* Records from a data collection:
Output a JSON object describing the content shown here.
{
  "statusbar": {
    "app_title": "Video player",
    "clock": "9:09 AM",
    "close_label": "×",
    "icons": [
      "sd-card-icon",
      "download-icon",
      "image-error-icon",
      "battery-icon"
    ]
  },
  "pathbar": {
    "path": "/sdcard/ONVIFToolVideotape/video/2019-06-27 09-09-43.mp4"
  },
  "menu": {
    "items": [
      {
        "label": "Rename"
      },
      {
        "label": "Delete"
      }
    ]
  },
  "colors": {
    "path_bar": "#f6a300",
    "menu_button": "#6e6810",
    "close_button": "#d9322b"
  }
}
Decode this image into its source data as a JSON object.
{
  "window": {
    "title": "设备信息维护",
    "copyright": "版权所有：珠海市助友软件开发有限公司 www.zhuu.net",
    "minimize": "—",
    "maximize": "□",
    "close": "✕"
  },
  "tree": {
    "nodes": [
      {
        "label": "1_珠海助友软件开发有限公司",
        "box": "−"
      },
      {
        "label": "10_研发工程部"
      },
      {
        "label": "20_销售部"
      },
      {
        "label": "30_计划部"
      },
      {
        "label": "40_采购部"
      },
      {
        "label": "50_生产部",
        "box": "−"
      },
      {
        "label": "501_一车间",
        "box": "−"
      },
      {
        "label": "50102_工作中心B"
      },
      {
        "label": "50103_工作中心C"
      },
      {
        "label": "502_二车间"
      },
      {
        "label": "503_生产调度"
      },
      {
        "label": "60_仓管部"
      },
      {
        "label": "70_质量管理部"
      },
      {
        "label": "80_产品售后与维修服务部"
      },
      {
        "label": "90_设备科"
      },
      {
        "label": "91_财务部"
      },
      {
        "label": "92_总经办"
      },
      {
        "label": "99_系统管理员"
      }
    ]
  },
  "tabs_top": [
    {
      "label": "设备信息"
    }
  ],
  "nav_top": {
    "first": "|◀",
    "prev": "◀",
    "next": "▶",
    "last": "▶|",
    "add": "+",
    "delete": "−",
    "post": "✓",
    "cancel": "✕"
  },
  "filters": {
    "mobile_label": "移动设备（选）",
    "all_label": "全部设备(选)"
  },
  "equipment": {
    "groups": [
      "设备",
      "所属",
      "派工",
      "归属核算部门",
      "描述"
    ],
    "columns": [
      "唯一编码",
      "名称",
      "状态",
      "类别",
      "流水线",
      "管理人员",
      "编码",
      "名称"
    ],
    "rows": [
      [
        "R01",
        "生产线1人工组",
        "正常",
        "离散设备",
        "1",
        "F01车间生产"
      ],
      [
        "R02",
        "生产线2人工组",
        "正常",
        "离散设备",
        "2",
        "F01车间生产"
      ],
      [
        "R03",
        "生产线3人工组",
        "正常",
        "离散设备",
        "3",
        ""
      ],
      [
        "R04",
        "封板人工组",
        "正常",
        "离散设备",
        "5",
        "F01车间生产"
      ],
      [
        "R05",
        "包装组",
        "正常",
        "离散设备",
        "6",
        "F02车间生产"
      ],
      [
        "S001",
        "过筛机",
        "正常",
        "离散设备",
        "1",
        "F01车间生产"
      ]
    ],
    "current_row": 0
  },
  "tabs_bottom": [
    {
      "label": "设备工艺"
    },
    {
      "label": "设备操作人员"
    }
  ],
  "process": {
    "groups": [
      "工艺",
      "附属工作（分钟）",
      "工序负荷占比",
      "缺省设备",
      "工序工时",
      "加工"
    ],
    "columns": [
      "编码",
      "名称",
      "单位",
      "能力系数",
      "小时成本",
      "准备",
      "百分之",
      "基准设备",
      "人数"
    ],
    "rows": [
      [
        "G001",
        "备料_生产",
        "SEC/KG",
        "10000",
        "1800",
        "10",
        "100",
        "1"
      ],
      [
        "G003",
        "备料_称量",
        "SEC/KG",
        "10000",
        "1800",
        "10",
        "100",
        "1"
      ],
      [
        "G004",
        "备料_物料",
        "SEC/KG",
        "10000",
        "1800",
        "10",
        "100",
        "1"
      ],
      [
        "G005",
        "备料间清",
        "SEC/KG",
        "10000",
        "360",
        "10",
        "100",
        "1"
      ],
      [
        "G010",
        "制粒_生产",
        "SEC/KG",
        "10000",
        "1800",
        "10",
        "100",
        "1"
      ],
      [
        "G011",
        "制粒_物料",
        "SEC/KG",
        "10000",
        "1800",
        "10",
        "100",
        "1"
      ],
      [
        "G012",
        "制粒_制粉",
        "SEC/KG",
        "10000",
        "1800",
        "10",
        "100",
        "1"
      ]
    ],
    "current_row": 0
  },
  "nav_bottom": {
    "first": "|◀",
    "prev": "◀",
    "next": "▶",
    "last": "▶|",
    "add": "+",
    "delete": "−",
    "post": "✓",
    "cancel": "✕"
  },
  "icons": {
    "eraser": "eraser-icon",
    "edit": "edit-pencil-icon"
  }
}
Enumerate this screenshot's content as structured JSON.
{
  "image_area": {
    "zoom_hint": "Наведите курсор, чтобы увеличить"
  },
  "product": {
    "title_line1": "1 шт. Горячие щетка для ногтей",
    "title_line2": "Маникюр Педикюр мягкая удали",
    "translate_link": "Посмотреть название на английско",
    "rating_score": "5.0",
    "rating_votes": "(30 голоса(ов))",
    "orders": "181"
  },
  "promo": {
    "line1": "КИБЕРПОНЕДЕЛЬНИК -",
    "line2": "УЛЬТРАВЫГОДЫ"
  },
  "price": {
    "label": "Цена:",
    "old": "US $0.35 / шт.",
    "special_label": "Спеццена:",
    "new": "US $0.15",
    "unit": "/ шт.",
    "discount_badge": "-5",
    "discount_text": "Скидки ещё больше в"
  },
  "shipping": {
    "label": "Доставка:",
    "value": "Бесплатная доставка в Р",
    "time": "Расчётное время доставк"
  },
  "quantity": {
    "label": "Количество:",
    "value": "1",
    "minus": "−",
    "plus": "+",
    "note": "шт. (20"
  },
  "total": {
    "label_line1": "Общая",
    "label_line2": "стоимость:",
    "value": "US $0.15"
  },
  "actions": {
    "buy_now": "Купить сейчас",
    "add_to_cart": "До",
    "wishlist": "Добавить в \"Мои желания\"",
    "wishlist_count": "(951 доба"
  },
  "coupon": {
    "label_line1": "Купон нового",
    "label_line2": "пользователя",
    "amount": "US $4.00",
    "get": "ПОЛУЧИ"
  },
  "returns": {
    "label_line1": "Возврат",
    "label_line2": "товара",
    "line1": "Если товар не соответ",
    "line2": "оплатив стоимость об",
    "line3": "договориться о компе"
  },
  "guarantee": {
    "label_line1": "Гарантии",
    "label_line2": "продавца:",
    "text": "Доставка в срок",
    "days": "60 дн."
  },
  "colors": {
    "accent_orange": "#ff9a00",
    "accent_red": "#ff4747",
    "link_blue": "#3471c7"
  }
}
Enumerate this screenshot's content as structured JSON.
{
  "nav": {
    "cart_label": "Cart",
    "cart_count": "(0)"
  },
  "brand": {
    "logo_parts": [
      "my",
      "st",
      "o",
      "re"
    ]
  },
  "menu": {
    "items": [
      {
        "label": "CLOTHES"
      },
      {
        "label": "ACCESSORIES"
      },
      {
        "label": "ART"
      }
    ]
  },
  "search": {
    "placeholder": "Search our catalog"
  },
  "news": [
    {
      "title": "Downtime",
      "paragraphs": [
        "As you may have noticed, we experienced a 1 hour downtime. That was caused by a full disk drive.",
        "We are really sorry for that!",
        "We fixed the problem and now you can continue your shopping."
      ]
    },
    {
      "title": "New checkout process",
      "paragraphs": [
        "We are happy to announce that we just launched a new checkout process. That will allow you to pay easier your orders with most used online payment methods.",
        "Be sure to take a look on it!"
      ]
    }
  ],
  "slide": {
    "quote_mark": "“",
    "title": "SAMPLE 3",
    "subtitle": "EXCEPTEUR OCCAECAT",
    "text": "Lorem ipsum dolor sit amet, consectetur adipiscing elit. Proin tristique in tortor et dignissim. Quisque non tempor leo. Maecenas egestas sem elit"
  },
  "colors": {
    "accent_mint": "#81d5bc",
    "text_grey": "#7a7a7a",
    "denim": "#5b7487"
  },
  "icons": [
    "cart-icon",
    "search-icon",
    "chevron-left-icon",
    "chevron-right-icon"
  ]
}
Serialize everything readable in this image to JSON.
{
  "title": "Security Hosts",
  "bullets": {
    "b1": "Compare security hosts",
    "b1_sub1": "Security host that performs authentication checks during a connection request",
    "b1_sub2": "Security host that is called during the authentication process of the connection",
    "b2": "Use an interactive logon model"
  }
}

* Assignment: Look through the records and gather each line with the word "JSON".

* Exercise result:
Output a JSON object describing the content shown here.
Decode this image into its source data as a JSON object.
Enumerate this screenshot's content as structured JSON.
Enumerate this screenshot's content as structured JSON.
Serialize everything readable in this image to JSON.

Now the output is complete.